“But when I came back, there was this woman in the booth, on the microphone. I got in there, took the mic from her and said, ‘Who do you think you are?’ She said, ‘Don’t you know? I’m k.d. lang.’ I said, ‘I don’t care. Get out!’ No one was allowed in that DJ booth or we would get in trouble from Mrs. K, so I didn’t care who she was.”
It was the Chez Moi managers who had to enforce Mrs. Korenowsky’s rules. Son Russell filled that role until he was too sick to do so. (He passed away from HIV/AIDS-related illness in January, 1993.) Linda Hajekerou, a.k.a. Linda Who, acted as manager for a brief bit after him. (She passed away from cancer two years ago.) Other managers included Stephen Sweeten, thought to have moved to Vancouver; Rose Amato, interviewed here; and Sergio Apolloni, a popular community ambassador and activist.
“Sergio brought The Chez to life with drag performers, AIDS awareness events, and shows and games,” says Noftall. “He knew his stuff for PR, and never hid from a camera or the role of organizer. He was there until we closed our doors.” (Apolloni passed away from AIDS in 1991.)
There were, of course, also many Chez bartenders, bussers, service and security staff who captured customers’ hearts.

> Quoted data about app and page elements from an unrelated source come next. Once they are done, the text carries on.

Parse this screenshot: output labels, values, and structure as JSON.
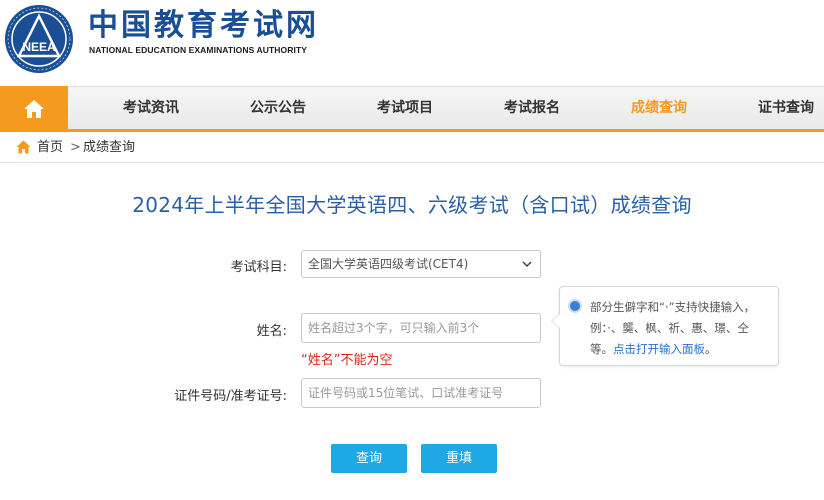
{
  "header": {
    "logo_emblem_text": "NEEA",
    "logo_cn": "中国教育考试网",
    "logo_en": "NATIONAL EDUCATION EXAMINATIONS AUTHORITY"
  },
  "nav": {
    "home_icon": "home-icon",
    "items": [
      {
        "label": "考试资讯"
      },
      {
        "label": "公示公告"
      },
      {
        "label": "考试项目"
      },
      {
        "label": "考试报名"
      },
      {
        "label": "成绩查询",
        "active": true
      },
      {
        "label": "证书查询"
      }
    ],
    "accent_color": "#f39a1f"
  },
  "breadcrumb": {
    "home": "首页",
    "separator": ">",
    "current": "成绩查询"
  },
  "page_title": "2024年上半年全国大学英语四、六级考试（含口试）成绩查询",
  "form": {
    "subject_label": "考试科目:",
    "subject_value": "全国大学英语四级考试(CET4)",
    "name_label": "姓名:",
    "name_placeholder": "姓名超过3个字，可只输入前3个",
    "name_error": "“姓名”不能为空",
    "id_label": "证件号码/准考证号:",
    "id_placeholder": "证件号码或15位笔试、口试准考证号"
  },
  "tooltip": {
    "text": "部分生僻字和“·”支持快捷输入，例：·、龑、枫、祈、惠、璟、仝等。",
    "link": "点击打开输入面板",
    "end": "。"
  },
  "buttons": {
    "query": "查询",
    "reset": "重填",
    "color": "#1ea8e6"
  }
}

Demitro speaks of working with a favourite gay bartender, named Joe, for years while an older gent named Johnny often worked afternoons.
“We all loved Johnny, even though he was a bit cantankerous sometimes,” says Amato. “Johnny came with The Chez, from when it was straight. Johnny was the boss, and he told you so.”
A few folks also mention bartender Karen Ramsay, who went on to work at The Rose Café, as did DJs Ley, Bandura and, later, Noftall.
The Rose, which would go on to reign as Toronto’s longest-lasting lesbian bar for a decade-plus, pulled from The Chez, but generally drew a different crowd, and wasn’t as welcoming to gay men.
“Chez Moi was seen as a friendly place where people had fun,” summarizes Demitro. “I didn’t really like going to The Rose Café. There, if you didn’t have a nice car or a house, you were going to be over in a corner. The atmosphere was more materialistic. At The Chez, whether you worked as a cashier or a dentist; it wasn’t all about separate cliques. It was way more down-to-earth.”
“I just loved The Chez,” adds Amato, who’s been employed at Worker’s Health & Safety since 1990. “I think what I miss the most is that it was an easy bar to be in. The friendships and the camaraderie—you knew you could go there on a bad day, and there would always be a friend.”
What happened to it: Chez Moi closed suddenly in early fall of 1989.
“There had been rumours that it was going to close for six months,” recalls Demitro. “Then, one night, Dallas called me in hysterics, saying, ‘The Chez doors are locked.’” (Demitro and Noftall were girlfriends for five years.)
Though she didn’t see it coming, Elaine Doy, who stopped DJing in 1992 and now enjoys life as a painter and drummer, was the DJ on Chez Moi’s final night.
“When I went up to the office to get paid [that evening], it was strongly suggested that I get my records out,” says Doy. “I was so used to clubs opening and closing without notice that I assumed they were going to close. I got my records, and took a memento—one of those round, silver discs for seven-inch singles. I have it to this day!”
Noftall, who went on to DJ at a slew of lesbian and gay clubs, is now a real-estate agent. She confirms that 30 Hayden was sold to developers, and that the property officially changed hands December 14, 1989. Part of it was incorporated into the Bloor-Yonge subway station. Today, the address is home to high-rise condo building Tiffany Terrace.
Noftall helps keep the vibe alive as she produces and DJs at more than 20 events annually, including Chez Moi reunions.
Thank you to participants Bonnie Meyer, Carrie Chesnutt, Elaine Doy, Julie Ley, Mark Bandura, Rose Amato, Rosie Demitro, and to Dallas Noftall who also helped a great deal by connecting me with others.